U.S. tariffs on auto imports would compound the pain of other recent trade measures, with the impact spilling across borders, even if Canada, Mexico and South Korea are exempted from the levies, says a leading analyst at the Center for Automotive Research.
“We make things together, parts cross our borders multiple times using U.S. components and U.S. parts,” said Kristin Dziczek, vice-president at the Michigan-based think tank. “If those U.S. parts and components have imported content in them, then you will be hit by increased costs as well.”
A new study by the centre found light-duty vehicle prices would climb by an average US$2,750 for American consumers if auto tariffs were added onto existing U.S. trade measures including tariffs on steel, aluminum and various Chinese goods. Imported cars would be hit hardest, with a price hike of about US$3,700, while the cost of American-made cars would rise by US$1,900.

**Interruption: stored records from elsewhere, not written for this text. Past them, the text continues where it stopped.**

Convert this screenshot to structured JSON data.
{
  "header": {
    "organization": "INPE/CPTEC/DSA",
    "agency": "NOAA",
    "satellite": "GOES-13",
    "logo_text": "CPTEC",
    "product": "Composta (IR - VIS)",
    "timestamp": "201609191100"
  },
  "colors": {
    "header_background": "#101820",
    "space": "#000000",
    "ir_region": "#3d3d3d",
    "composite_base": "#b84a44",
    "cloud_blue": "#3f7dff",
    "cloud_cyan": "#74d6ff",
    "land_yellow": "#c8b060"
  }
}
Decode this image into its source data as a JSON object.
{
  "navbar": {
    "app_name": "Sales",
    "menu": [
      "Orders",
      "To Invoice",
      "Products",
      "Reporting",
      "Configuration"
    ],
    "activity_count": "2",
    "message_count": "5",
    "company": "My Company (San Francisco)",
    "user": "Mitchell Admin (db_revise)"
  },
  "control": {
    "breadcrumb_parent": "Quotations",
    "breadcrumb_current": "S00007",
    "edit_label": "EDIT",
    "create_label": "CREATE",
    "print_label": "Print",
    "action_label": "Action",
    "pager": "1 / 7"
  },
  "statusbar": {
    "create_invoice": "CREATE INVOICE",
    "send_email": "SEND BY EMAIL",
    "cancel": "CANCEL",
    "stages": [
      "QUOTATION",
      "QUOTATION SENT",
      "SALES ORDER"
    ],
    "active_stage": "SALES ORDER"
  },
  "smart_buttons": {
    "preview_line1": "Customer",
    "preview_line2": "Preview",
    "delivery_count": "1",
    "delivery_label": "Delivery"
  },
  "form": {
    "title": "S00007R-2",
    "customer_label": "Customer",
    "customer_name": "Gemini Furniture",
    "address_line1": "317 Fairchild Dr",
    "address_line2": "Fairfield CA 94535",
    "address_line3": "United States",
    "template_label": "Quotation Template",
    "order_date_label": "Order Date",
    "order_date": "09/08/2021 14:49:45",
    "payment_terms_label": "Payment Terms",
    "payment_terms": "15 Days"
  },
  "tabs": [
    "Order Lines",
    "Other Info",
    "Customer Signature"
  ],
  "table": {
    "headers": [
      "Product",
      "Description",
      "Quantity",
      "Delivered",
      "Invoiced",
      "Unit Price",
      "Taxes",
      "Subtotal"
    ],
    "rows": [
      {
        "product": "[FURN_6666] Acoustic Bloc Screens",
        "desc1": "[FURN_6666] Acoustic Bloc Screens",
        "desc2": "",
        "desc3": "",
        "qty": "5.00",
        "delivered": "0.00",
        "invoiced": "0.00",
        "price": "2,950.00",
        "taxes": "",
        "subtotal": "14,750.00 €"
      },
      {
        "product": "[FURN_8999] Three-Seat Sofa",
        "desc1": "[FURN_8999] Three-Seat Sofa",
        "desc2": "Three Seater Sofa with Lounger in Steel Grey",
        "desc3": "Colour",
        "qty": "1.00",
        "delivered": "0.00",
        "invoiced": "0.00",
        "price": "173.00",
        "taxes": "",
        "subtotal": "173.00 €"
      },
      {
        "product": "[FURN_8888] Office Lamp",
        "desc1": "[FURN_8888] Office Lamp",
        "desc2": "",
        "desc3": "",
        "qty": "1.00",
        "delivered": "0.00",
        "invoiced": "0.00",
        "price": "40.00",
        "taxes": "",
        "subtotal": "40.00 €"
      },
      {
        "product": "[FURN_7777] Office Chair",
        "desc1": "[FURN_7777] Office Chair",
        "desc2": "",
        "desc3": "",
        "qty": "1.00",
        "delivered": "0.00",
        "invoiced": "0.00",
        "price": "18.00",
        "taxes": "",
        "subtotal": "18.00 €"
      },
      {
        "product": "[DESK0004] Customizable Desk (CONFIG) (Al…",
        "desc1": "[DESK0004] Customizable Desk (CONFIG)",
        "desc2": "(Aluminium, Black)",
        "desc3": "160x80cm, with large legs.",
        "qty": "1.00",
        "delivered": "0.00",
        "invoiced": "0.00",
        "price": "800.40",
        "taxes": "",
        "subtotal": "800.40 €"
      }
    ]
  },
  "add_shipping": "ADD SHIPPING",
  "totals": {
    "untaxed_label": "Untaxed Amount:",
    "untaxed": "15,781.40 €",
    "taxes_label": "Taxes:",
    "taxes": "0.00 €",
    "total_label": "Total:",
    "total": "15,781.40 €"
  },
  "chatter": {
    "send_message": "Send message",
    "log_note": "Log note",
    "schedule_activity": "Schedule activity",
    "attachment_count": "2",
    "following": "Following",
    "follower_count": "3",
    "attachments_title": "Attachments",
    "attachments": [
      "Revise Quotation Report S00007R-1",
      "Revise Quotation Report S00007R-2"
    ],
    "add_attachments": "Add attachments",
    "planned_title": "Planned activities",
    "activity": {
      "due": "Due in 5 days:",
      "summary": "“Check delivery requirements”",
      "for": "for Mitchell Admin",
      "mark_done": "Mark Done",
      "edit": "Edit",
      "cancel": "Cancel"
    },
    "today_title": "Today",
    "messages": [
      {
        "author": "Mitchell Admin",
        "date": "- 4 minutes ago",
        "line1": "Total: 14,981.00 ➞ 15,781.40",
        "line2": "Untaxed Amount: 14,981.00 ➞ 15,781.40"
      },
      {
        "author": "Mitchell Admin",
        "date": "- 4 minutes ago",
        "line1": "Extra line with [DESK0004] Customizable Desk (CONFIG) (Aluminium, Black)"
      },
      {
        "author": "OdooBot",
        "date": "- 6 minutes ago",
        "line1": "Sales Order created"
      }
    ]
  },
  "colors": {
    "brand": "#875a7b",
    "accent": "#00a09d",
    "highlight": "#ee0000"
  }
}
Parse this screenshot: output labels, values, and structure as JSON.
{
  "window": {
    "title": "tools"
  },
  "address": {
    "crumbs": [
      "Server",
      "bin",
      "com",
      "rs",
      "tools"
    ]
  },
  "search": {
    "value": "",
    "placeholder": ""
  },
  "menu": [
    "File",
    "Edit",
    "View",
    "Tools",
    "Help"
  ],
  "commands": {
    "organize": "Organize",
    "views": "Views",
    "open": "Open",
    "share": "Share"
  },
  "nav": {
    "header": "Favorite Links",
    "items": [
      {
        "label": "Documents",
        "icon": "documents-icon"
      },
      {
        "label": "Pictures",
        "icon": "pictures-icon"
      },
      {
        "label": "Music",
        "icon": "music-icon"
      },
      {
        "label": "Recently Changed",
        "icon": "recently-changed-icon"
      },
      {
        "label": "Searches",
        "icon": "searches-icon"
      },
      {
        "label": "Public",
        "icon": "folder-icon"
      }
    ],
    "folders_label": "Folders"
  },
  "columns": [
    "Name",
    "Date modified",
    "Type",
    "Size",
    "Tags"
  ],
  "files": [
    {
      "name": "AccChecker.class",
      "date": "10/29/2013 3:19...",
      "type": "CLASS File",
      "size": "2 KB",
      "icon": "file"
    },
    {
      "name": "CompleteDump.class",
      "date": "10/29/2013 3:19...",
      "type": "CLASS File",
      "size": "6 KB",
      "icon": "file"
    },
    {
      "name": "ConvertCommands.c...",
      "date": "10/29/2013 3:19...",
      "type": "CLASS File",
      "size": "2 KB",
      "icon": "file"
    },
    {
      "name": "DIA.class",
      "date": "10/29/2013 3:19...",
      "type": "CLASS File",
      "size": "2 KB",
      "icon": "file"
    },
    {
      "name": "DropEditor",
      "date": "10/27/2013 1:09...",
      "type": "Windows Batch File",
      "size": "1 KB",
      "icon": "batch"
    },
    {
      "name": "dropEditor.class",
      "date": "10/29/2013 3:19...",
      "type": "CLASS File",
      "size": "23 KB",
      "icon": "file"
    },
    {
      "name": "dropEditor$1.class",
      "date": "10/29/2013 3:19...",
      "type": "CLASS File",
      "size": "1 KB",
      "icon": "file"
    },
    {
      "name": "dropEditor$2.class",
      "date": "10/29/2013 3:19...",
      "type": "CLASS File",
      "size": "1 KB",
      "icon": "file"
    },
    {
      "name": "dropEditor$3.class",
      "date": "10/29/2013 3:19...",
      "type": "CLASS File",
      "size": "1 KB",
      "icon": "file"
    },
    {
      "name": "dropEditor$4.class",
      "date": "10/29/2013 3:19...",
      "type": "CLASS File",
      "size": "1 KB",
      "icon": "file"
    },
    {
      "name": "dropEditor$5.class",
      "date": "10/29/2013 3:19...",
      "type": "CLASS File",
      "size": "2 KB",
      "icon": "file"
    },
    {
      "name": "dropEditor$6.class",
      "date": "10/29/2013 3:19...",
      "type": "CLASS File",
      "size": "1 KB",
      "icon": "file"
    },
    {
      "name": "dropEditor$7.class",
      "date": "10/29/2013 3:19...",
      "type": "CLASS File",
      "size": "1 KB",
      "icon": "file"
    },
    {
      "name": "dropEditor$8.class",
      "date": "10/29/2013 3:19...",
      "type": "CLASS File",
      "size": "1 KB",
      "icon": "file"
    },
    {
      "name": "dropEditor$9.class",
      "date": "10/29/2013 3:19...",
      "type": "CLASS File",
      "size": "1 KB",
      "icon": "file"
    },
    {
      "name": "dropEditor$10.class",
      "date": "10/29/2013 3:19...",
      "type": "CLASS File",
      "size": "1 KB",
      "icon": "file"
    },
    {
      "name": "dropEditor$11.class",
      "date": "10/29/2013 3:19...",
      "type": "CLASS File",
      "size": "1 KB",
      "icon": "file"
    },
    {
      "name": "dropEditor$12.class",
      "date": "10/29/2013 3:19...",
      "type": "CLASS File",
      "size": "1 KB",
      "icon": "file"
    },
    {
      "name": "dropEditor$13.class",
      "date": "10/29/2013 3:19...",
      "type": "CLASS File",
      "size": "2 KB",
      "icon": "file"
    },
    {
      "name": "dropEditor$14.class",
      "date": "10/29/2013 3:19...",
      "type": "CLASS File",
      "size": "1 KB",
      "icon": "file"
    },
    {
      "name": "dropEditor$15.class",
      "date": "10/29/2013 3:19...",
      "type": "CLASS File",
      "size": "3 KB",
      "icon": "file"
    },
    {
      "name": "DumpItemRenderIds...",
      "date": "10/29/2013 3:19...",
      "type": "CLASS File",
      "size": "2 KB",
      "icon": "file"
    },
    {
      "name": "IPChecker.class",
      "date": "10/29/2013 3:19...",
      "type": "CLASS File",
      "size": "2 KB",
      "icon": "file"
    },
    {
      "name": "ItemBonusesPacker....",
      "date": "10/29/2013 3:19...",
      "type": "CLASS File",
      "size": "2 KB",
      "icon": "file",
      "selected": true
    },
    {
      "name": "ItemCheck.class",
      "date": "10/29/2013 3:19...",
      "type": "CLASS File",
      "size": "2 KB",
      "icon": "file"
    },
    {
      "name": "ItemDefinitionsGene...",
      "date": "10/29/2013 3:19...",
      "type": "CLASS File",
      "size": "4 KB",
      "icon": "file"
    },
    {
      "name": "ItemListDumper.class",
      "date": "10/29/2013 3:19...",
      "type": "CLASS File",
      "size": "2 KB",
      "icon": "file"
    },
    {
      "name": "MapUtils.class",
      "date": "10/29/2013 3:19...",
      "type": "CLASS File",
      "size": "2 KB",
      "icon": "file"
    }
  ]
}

The combined impact of the trade measures would cause U.S. car sales to fall and 366,900 American jobs to be lost, with the vast majority of the damage — about 90 per cent — caused by the auto tariffs.
“If we think the tariffs on steel and aluminum were bad, this would be way bigger,” said Dziczek. “Even if the side letters (exempting) Canada, Mexico and South Korea hold, we still find enormous economic harm from the (Section) 232 auto tariffs.”
Though the specific impact on Canada is not measured, the cost hikes in the U.S. would inevitably spill over the border to some degree, Dziczek added.
“On imported vehicles you won’t face higher costs obviously,” she said. “That’ll just be in the U.S. But to the extent American-made cars rely on imported parts, they will be more costly and that will raise their costs in Canada, too.”
The U.S. Department of Commerce is expected to deliver a report by Feb. 17 on whether imports of autos pose a threat to national security. Once the report is delivered, Trump will have 90 days to act on its recommendations, though those may be kept confidential, analysts say. Trump has floated the idea of potential tariffs of 25 per cent on imported autos and 10 per cent on parts.
Costs for Canadian consumers would also rise, analysts say.
Canada will likely see a “second-hand impact” if the tariffs are applied to both autos and parts, but Scotiabank economist Juan Manuel Herrera expects the impact to be “limited.”
“We’ll likely see an indirect effect if they are imposed on parts from other countries,” he said. “Much depends on how broad they are.”
Canada and Mexico both have “side letters” with the U.S., negotiated alongside the revamped North American Free Trade Agreement, that provide certain exemptions from any potential auto tariffs. Canada’s exemption covers 2.6 million vehicle imports and US$32.4-billion worth of autoparts, well above current export levels.
Though the new NAFTA has yet to be ratified, the letters went into force when the trilateral deal was signed late last year, said Flavio Volpe, president of the Automotive Parts Manufacturers’ Association. They include an exemption on autos and parts as well as an immediate 60-day reprieve designed to allow Canada and the U.S. to finalize legal language ensuring the exemption captures all of the elements impacted by the potential tariff, Volpe said.
If we think the tariffs on steel and aluminum were bad, this would be way bigger.
Kristin Dziczek, a vice-president at the Center for Automotive Research
“The reason that there’s a 60-day period is that none of us could predict what that report was going to say and what a consequent regulation was going say,” Volpe said. “It establishes a period where we work on the language to make sure everything gets captured within it properly.”
The Center for Automotive Research report looks at 10 scenarios for how the tariffs might be imposed, applying different combinations of policies and trade deals including the implementation of the revised NAFTA, Section 232 tariffs on steel and aluminum and Chinese imports.
It finds that U.S. dealerships are likely to experience a decline in revenue between US$6.1 billion and US$43.6 billion and job losses of between 10,700 and 77,000 employees. U.S. gross domestic product is projected to fall between US$6 billion and US$30.4 billion while total economy-wide employment is expected to decline by between 71,200 and 366,900 jobs. Higher new car prices will in turn raise the price of used vehicles as well as auto repair and maintenance — thereby boosting the overall burden of vehicle ownership for consumers.
“Across all these policy scenarios, the impact on the U.S. new vehicle market and the broader U.S. economy is substantial and nearly entirely determined by the severity of the potential Section 232 tariffs on imported autos and auto parts,” the report states.
The range of likely outcomes “are all profoundly negative for consumers, for new vehicle dealership revenue and employment, and for overall U.S. economic output and employment levels,” it adds.